** DATA IN THIS EXERCISE follows **

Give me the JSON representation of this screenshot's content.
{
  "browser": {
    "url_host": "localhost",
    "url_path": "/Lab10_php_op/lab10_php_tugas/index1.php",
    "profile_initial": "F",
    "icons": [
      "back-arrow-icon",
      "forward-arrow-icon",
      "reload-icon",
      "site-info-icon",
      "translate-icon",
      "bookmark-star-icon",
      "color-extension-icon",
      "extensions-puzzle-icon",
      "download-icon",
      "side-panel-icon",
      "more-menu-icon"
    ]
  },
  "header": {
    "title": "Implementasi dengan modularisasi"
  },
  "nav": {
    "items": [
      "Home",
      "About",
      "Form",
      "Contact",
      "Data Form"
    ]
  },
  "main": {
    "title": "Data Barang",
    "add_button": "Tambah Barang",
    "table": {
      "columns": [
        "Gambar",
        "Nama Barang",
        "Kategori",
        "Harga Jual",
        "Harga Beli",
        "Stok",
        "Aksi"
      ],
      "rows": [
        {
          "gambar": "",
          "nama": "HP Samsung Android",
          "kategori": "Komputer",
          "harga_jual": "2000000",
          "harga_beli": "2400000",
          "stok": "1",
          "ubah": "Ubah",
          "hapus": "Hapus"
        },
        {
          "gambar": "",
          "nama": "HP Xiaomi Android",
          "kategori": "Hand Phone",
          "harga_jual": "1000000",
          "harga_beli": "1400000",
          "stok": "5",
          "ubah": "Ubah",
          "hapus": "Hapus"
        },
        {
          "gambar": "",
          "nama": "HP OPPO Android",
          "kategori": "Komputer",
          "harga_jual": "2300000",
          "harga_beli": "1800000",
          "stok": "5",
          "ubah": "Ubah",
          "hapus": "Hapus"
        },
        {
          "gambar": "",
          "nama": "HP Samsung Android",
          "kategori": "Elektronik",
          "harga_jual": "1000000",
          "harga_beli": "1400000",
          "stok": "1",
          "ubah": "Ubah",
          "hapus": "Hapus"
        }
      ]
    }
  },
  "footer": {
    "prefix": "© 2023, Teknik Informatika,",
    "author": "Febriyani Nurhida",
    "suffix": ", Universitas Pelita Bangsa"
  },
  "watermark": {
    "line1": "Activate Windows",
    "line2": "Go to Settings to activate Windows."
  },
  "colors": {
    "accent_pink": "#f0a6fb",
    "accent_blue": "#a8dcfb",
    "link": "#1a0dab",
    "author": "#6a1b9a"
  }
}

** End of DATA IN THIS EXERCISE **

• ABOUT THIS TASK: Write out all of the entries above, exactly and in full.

• RESULT BELOW:
Give me the JSON representation of this screenshot's content.
{
  "browser": {
    "url_host": "localhost",
    "url_path": "/Lab10_php_op/lab10_php_tugas/index1.php",
    "profile_initial": "F",
    "icons": [
      "back-arrow-icon",
      "forward-arrow-icon",
      "reload-icon",
      "site-info-icon",
      "translate-icon",
      "bookmark-star-icon",
      "color-extension-icon",
      "extensions-puzzle-icon",
      "download-icon",
      "side-panel-icon",
      "more-menu-icon"
    ]
  },
  "header": {
    "title": "Implementasi dengan modularisasi"
  },
  "nav": {
    "items": [
      "Home",
      "About",
      "Form",
      "Contact",
      "Data Form"
    ]
  },
  "main": {
    "title": "Data Barang",
    "add_button": "Tambah Barang",
    "table": {
      "columns": [
        "Gambar",
        "Nama Barang",
        "Kategori",
        "Harga Jual",
        "Harga Beli",
        "Stok",
        "Aksi"
      ],
      "rows": [
        {
          "gambar": "",
          "nama": "HP Samsung Android",
          "kategori": "Komputer",
          "harga_jual": "2000000",
          "harga_beli": "2400000",
          "stok": "1",
          "ubah": "Ubah",
          "hapus": "Hapus"
        },
        {
          "gambar": "",
          "nama": "HP Xiaomi Android",
          "kategori": "Hand Phone",
          "harga_jual": "1000000",
          "harga_beli": "1400000",
          "stok": "5",
          "ubah": "Ubah",
          "hapus": "Hapus"
        },
        {
          "gambar": "",
          "nama": "HP OPPO Android",
          "kategori": "Komputer",
          "harga_jual": "2300000",
          "harga_beli": "1800000",
          "stok": "5",
          "ubah": "Ubah",
          "hapus": "Hapus"
        },
        {
          "gambar": "",
          "nama": "HP Samsung Android",
          "kategori": "Elektronik",
          "harga_jual": "1000000",
          "harga_beli": "1400000",
          "stok": "1",
          "ubah": "Ubah",
          "hapus": "Hapus"
        }
      ]
    }
  },
  "footer": {
    "prefix": "© 2023, Teknik Informatika,",
    "author": "Febriyani Nurhida",
    "suffix": ", Universitas Pelita Bangsa"
  },
  "watermark": {
    "line1": "Activate Windows",
    "line2": "Go to Settings to activate Windows."
  },
  "colors": {
    "accent_pink": "#f0a6fb",
    "accent_blue": "#a8dcfb",
    "link": "#1a0dab",
    "author": "#6a1b9a"
  }
}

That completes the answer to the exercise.